Let $A\in\mathbb{R}^{p\times q}$ with $\operatorname{rank}(A)=r<\min(p,q)$. Now by the definition of singular values, there exist a $(q-r+1)$-dimensional subspace $V$ of $\mathbb{R}^q$ such that $\|Av\|\leq\sigma_r(A)\|v\|$ for all $v\in V$.

I do not understand why the inequality holds. The singular value decomposition delivers me orthogonal matrices $U\in\mathbb{R}^{p\times p}$ and $V\in\mathbb{R}^{q\times q}$ which columns form a orthogonal basis of $\mathbb{R}^p$ or $\mathbb{R}^q$ respectively. Since $r<\min(p,q)$, I pick $q-r+1$ vectors and those form my space $V$. Let $v\in V$ be arbitrary.$$\|Av\|=\|U\Sigma Vv\|\leq\|U\|\|\Sigma\|\|V\|\|v\|=\|\Sigma\|\|v\| $$

I do not know why I am allowed to size up with $\sigma_r(A)$ instead of $\sigma_1(A)$.

I am very confused and appreciate every help.

  • $\begingroup$ Just to be clear about your notation, are you using the convention that $\sigma_1(A) \geq \cdots \geq \sigma_r(A)$? $\endgroup$ – Branimir Ćaćić Jun 7 '17 at 7:46
  • $\begingroup$ Yes. The singular values are ordered from the largest to the smallest. $\endgroup$ – Hypertrooper Jun 7 '17 at 7:52

To avoid notational confusion, let's denote the desired $(q-r+1)$-dimensional subspace of $\mathbb{R}^n$ by $W$.

Suppose you have an SVD for $A$, which means $$ A = U \Sigma V^T $$ for $U$ an orthogonal $m \times m$ matrix, $V$ an orthogonal $n \times n$ matrix, and $\Sigma$ the $m \times n$ matrix given by $$ \Sigma_{ij} := \begin{cases} \sigma_i(A) &\text{if $1 \leq i = j \leq r$,}\\ 0 &\text{else.}\end{cases} $$ If you take a closer look at the matrix multiplications above, this is equivalent to saying that the columns $\{U_1,\dotsc,U_m\}$ of $U$ form an orthonormal basis for $\mathbb{R}^m$ and the columns $\{V_1,\dotsc,V_n\}$ of $U$ form an orthonormal basis for $\mathbb{R}^n$ such that $$ AV_i = \begin{cases} \sigma_i(A)U_i &\text{if $1 \leq i \leq r$,}\\ 0 &\text{if $r+1\leq i \leq n$;} \end{cases} $$ in particular, it follows that $\{V_{i+1},\dotsc,V_n\}$ is a basis for $\ker A$. Given this, it's easy to figure out for which values of $i$ you get $$ \|AV_i\| \leq \sigma_r(A) \|V_i\|. $$ So, does this give you a clue as to what your subspace $W$ will be? Mind you, you will need to check that $W$ really does do the job---to do so, you may need to remember that $\{V_1,\dotsc,V_n\}$ is an orthonormal basis for $\mathbb{R}^n$.

  • 1
    $\begingroup$ Thank you!

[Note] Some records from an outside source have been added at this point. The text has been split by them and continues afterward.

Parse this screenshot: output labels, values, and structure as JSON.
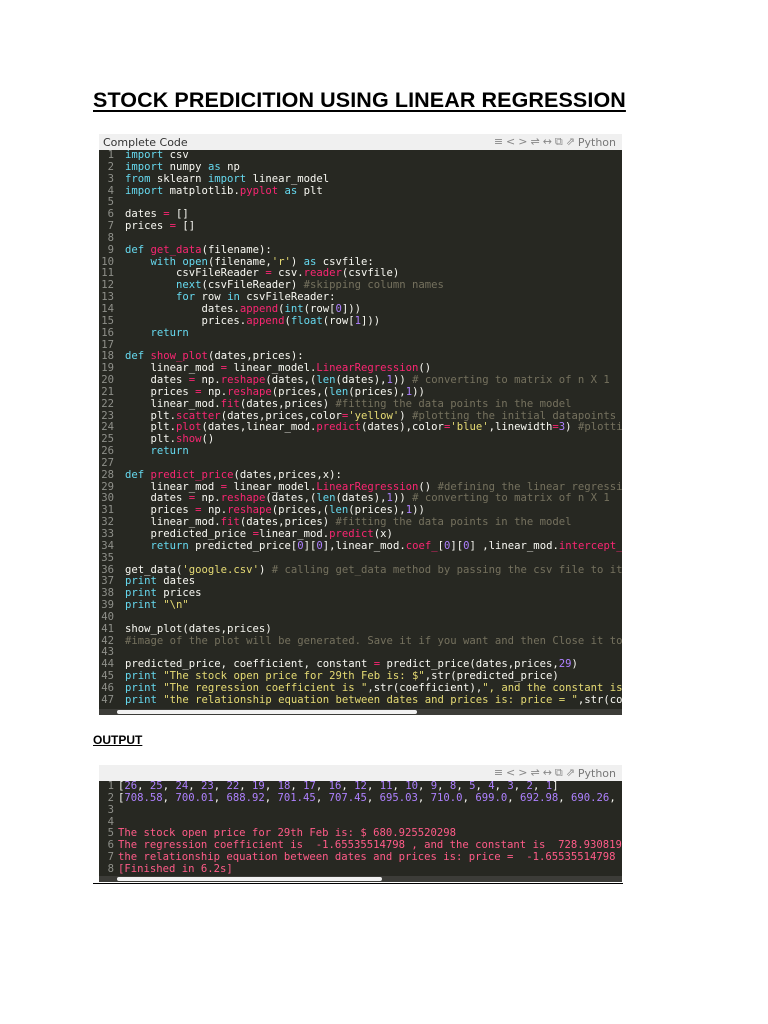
{
  "document_title": "STOCK PREDICITION USING LINEAR REGRESSION",
  "code_panel": {
    "header": "Complete Code",
    "icons": [
      "lines-icon",
      "code-icon",
      "wrap-icon",
      "expand-icon",
      "copy-icon",
      "popout-icon"
    ],
    "language": "Python",
    "lines": [
      {
        "n": "1",
        "t": "import csv"
      },
      {
        "n": "2",
        "t": "import numpy as np"
      },
      {
        "n": "3",
        "t": "from sklearn import linear_model"
      },
      {
        "n": "4",
        "t": "import matplotlib.pyplot as plt"
      },
      {
        "n": "5",
        "t": ""
      },
      {
        "n": "6",
        "t": "dates = []"
      },
      {
        "n": "7",
        "t": "prices = []"
      },
      {
        "n": "8",
        "t": ""
      },
      {
        "n": "9",
        "t": "def get_data(filename):"
      },
      {
        "n": "10",
        "t": "    with open(filename,'r') as csvfile:"
      },
      {
        "n": "11",
        "t": "        csvFileReader = csv.reader(csvfile)"
      },
      {
        "n": "12",
        "t": "        next(csvFileReader) #skipping column names"
      },
      {
        "n": "13",
        "t": "        for row in csvFileReader:"
      },
      {
        "n": "14",
        "t": "            dates.append(int(row[0]))"
      },
      {
        "n": "15",
        "t": "            prices.append(float(row[1]))"
      },
      {
        "n": "16",
        "t": "    return"
      },
      {
        "n": "17",
        "t": ""
      },
      {
        "n": "18",
        "t": "def show_plot(dates,prices):"
      },
      {
        "n": "19",
        "t": "    linear_mod = linear_model.LinearRegression()"
      },
      {
        "n": "20",
        "t": "    dates = np.reshape(dates,(len(dates),1)) # converting to matrix of n X 1"
      },
      {
        "n": "21",
        "t": "    prices = np.reshape(prices,(len(prices),1))"
      },
      {
        "n": "22",
        "t": "    linear_mod.fit(dates,prices) #fitting the data points in the model"
      },
      {
        "n": "23",
        "t": "    plt.scatter(dates,prices,color='yellow') #plotting the initial datapoints"
      },
      {
        "n": "24",
        "t": "    plt.plot(dates,linear_mod.predict(dates),color='blue',linewidth=3) #plottin"
      },
      {
        "n": "25",
        "t": "    plt.show()"
      },
      {
        "n": "26",
        "t": "    return"
      },
      {
        "n": "27",
        "t": ""
      },
      {
        "n": "28",
        "t": "def predict_price(dates,prices,x):"
      },
      {
        "n": "29",
        "t": "    linear_mod = linear_model.LinearRegression() #defining the linear regressio"
      },
      {
        "n": "30",
        "t": "    dates = np.reshape(dates,(len(dates),1)) # converting to matrix of n X 1"
      },
      {
        "n": "31",
        "t": "    prices = np.reshape(prices,(len(prices),1))"
      },
      {
        "n": "32",
        "t": "    linear_mod.fit(dates,prices) #fitting the data points in the model"
      },
      {
        "n": "33",
        "t": "    predicted_price =linear_mod.predict(x)"
      },
      {
        "n": "34",
        "t": "    return predicted_price[0][0],linear_mod.coef_[0][0] ,linear_mod.intercept_["
      },
      {
        "n": "35",
        "t": ""
      },
      {
        "n": "36",
        "t": "get_data('google.csv') # calling get_data method by passing the csv file to it"
      },
      {
        "n": "37",
        "t": "print dates"
      },
      {
        "n": "38",
        "t": "print prices"
      },
      {
        "n": "39",
        "t": "print \"\\n\""
      },
      {
        "n": "40",
        "t": ""
      },
      {
        "n": "41",
        "t": "show_plot(dates,prices)"
      },
      {
        "n": "42",
        "t": "#image of the plot will be generated. Save it if you want and then Close it to"
      },
      {
        "n": "43",
        "t": ""
      },
      {
        "n": "44",
        "t": "predicted_price, coefficient, constant = predict_price(dates,prices,29)"
      },
      {
        "n": "45",
        "t": "print \"The stock open price for 29th Feb is: $\",str(predicted_price)"
      },
      {
        "n": "46",
        "t": "print \"The regression coefficient is \",str(coefficient),\", and the constant is"
      },
      {
        "n": "47",
        "t": "print \"the relationship equation between dates and prices is: price = \",str(coe"
      }
    ]
  },
  "output_label": "OUTPUT",
  "output_panel": {
    "icons": [
      "lines-icon",
      "code-icon",
      "wrap-icon",
      "expand-icon",
      "copy-icon",
      "popout-icon"
    ],
    "language": "Python",
    "lines": [
      {
        "n": "1",
        "t": "[26, 25, 24, 23, 22, 19, 18, 17, 16, 12, 11, 10, 9, 8, 5, 4, 3, 2, 1]"
      },
      {
        "n": "2",
        "t": "[708.58, 700.01, 688.92, 701.45, 707.45, 695.03, 710.0, 699.0, 692.98, 690.26, 6"
      },
      {
        "n": "3",
        "t": ""
      },
      {
        "n": "4",
        "t": ""
      },
      {
        "n": "5",
        "t": "The stock open price for 29th Feb is: $ 680.925520298"
      },
      {
        "n": "6",
        "t": "The regression coefficient is  -1.65535514798 , and the constant is  728.9308195"
      },
      {
        "n": "7",
        "t": "the relationship equation between dates and prices is: price =  -1.65535514798 *"
      },
      {
        "n": "8",
        "t": "[Finished in 6.2s]"
      }
    ]
  },
  "colors": {
    "code_bg": "#272822",
    "keyword": "#66d9ef",
    "operator": "#f92672",
    "string": "#e6db74",
    "comment": "#75715e",
    "number": "#ae81ff",
    "output_text": "#ff5b88"
  }
}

It helped a lot. The subspace $W$ will be the span of $V_r,V_{r+1},\ldots,V_n$. $\endgroup$ – Hypertrooper Jun 8 '17 at 15:49

Your Answer

By clicking “Post Your Answer”, you agree to our terms of service, privacy policy and cookie policy

Not the answer you're looking for? Browse other questions tagged or ask your own question.